▶ _TASK TO CARRY OUT_
Your answer should hold the data exactly as given, minus any picture.

▶ _DATA_
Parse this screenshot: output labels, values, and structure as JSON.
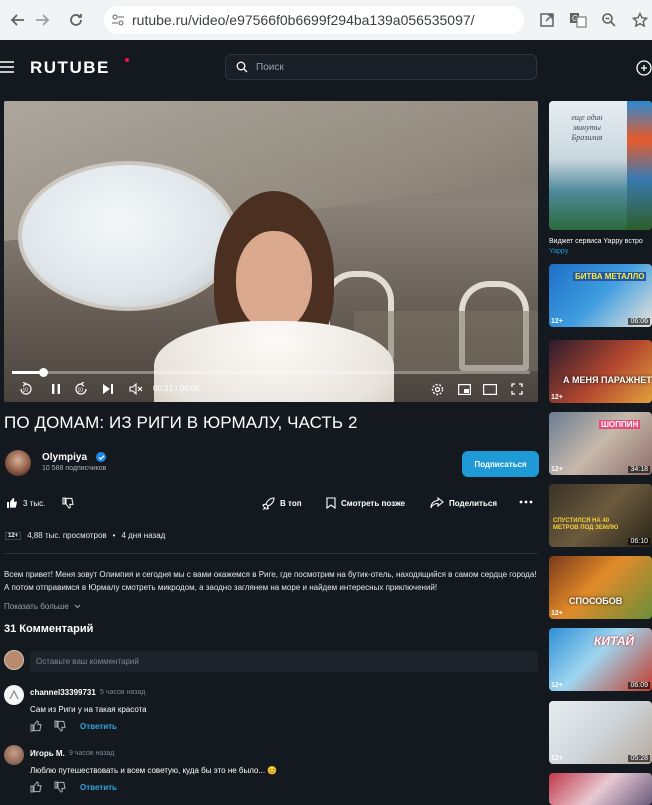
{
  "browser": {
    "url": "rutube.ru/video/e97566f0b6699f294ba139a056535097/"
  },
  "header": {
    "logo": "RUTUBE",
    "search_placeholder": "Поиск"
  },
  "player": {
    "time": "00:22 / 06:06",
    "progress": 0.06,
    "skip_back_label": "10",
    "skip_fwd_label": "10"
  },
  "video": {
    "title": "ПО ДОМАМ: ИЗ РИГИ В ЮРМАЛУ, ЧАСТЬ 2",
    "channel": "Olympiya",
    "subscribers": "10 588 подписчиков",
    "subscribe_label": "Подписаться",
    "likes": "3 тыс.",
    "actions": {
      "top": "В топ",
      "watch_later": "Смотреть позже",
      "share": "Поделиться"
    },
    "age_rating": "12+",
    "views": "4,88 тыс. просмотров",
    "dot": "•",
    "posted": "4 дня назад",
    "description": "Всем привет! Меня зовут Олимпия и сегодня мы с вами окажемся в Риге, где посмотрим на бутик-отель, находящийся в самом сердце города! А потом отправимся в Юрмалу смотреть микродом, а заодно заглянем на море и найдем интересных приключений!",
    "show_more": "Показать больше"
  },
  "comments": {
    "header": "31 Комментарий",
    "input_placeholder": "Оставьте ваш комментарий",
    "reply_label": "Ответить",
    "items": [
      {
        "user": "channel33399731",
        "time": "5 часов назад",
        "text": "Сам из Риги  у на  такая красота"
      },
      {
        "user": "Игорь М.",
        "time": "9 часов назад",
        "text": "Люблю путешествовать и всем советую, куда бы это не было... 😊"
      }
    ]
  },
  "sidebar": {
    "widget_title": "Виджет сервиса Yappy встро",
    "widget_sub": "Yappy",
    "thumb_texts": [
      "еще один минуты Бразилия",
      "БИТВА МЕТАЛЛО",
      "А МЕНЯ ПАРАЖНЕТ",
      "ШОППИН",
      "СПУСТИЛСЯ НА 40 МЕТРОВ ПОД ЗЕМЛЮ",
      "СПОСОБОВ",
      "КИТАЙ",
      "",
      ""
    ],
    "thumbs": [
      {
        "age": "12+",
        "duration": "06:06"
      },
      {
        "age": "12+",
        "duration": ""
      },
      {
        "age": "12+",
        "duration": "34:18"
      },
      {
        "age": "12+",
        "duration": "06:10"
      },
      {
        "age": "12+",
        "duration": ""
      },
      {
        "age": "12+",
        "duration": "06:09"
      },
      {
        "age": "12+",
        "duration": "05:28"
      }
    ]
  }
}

▶ _WORKED SOLUTION_
Parse this screenshot: output labels, values, and structure as JSON.
{
  "browser": {
    "url": "rutube.ru/video/e97566f0b6699f294ba139a056535097/"
  },
  "header": {
    "logo": "RUTUBE",
    "search_placeholder": "Поиск"
  },
  "player": {
    "time": "00:22 / 06:06",
    "progress": 0.06,
    "skip_back_label": "10",
    "skip_fwd_label": "10"
  },
  "video": {
    "title": "ПО ДОМАМ: ИЗ РИГИ В ЮРМАЛУ, ЧАСТЬ 2",
    "channel": "Olympiya",
    "subscribers": "10 588 подписчиков",
    "subscribe_label": "Подписаться",
    "likes": "3 тыс.",
    "actions": {
      "top": "В топ",
      "watch_later": "Смотреть позже",
      "share": "Поделиться"
    },
    "age_rating": "12+",
    "views": "4,88 тыс. просмотров",
    "dot": "•",
    "posted": "4 дня назад",
    "description": "Всем привет! Меня зовут Олимпия и сегодня мы с вами окажемся в Риге, где посмотрим на бутик-отель, находящийся в самом сердце города! А потом отправимся в Юрмалу смотреть микродом, а заодно заглянем на море и найдем интересных приключений!",
    "show_more": "Показать больше"
  },
  "comments": {
    "header": "31 Комментарий",
    "input_placeholder": "Оставьте ваш комментарий",
    "reply_label": "Ответить",
    "items": [
      {
        "user": "channel33399731",
        "time": "5 часов назад",
        "text": "Сам из Риги  у на  такая красота"
      },
      {
        "user": "Игорь М.",
        "time": "9 часов назад",
        "text": "Люблю путешествовать и всем советую, куда бы это не было... 😊"
      }
    ]
  },
  "sidebar": {
    "widget_title": "Виджет сервиса Yappy встро",
    "widget_sub": "Yappy",
    "thumb_texts": [
      "еще один минуты Бразилия",
      "БИТВА МЕТАЛЛО",
      "А МЕНЯ ПАРАЖНЕТ",
      "ШОППИН",
      "СПУСТИЛСЯ НА 40 МЕТРОВ ПОД ЗЕМЛЮ",
      "СПОСОБОВ",
      "КИТАЙ",
      "",
      ""
    ],
    "thumbs": [
      {
        "age": "12+",
        "duration": "06:06"
      },
      {
        "age": "12+",
        "duration": ""
      },
      {
        "age": "12+",
        "duration": "34:18"
      },
      {
        "age": "12+",
        "duration": "06:10"
      },
      {
        "age": "12+",
        "duration": ""
      },
      {
        "age": "12+",
        "duration": "06:09"
      },
      {
        "age": "12+",
        "duration": "05:28"
      }
    ]
  }
}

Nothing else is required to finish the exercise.